--- Available data ---
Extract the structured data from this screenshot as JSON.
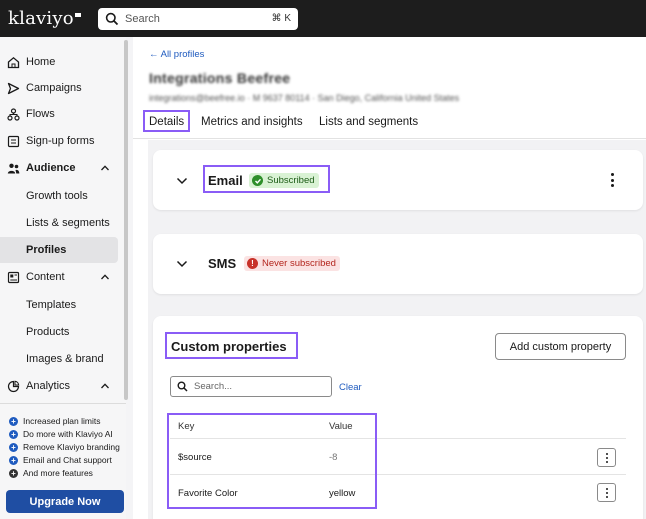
{
  "topbar": {
    "logo_text": "klaviyo",
    "search_placeholder": "Search",
    "search_shortcut": "⌘ K"
  },
  "sidebar": {
    "items": [
      {
        "label": "Home",
        "icon": "home-icon"
      },
      {
        "label": "Campaigns",
        "icon": "send-icon"
      },
      {
        "label": "Flows",
        "icon": "flows-icon"
      },
      {
        "label": "Sign-up forms",
        "icon": "form-icon"
      },
      {
        "label": "Audience",
        "icon": "people-icon",
        "expanded": true
      },
      {
        "label": "Content",
        "icon": "content-icon",
        "expanded": true
      },
      {
        "label": "Analytics",
        "icon": "analytics-icon",
        "expanded": true
      }
    ],
    "audience_sub": [
      "Growth tools",
      "Lists & segments",
      "Profiles"
    ],
    "content_sub": [
      "Templates",
      "Products",
      "Images & brand"
    ],
    "active_item": "Profiles",
    "promo": [
      "Increased plan limits",
      "Do more with Klaviyo AI",
      "Remove Klaviyo branding",
      "Email and Chat support",
      "And more features"
    ],
    "upgrade_label": "Upgrade Now"
  },
  "profile": {
    "back_link": "← All profiles",
    "name": "Integrations Beefree",
    "meta": "integrations@beefree.io · M 9637 80114 · San Diego, California United States"
  },
  "tabs": [
    "Details",
    "Metrics and insights",
    "Lists and segments"
  ],
  "active_tab": "Details",
  "email_card": {
    "label": "Email",
    "status": "Subscribed",
    "status_color": "#2e8f2a"
  },
  "sms_card": {
    "label": "SMS",
    "status": "Never subscribed",
    "status_color": "#c8322a"
  },
  "custom_properties": {
    "title": "Custom properties",
    "add_button": "Add custom property",
    "search_placeholder": "Search...",
    "clear_label": "Clear",
    "headers": {
      "key": "Key",
      "value": "Value"
    },
    "rows": [
      {
        "key": "$source",
        "value": "-8"
      },
      {
        "key": "Favorite Color",
        "value": "yellow"
      }
    ]
  },
  "colors": {
    "accent": "#1f5bbf",
    "highlight": "#8a5cf6",
    "upgrade": "#1f4ea3"
  }
}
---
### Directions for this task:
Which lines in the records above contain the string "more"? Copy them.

### Your response:
      "Do more with Klaviyo AI",
      "And more features"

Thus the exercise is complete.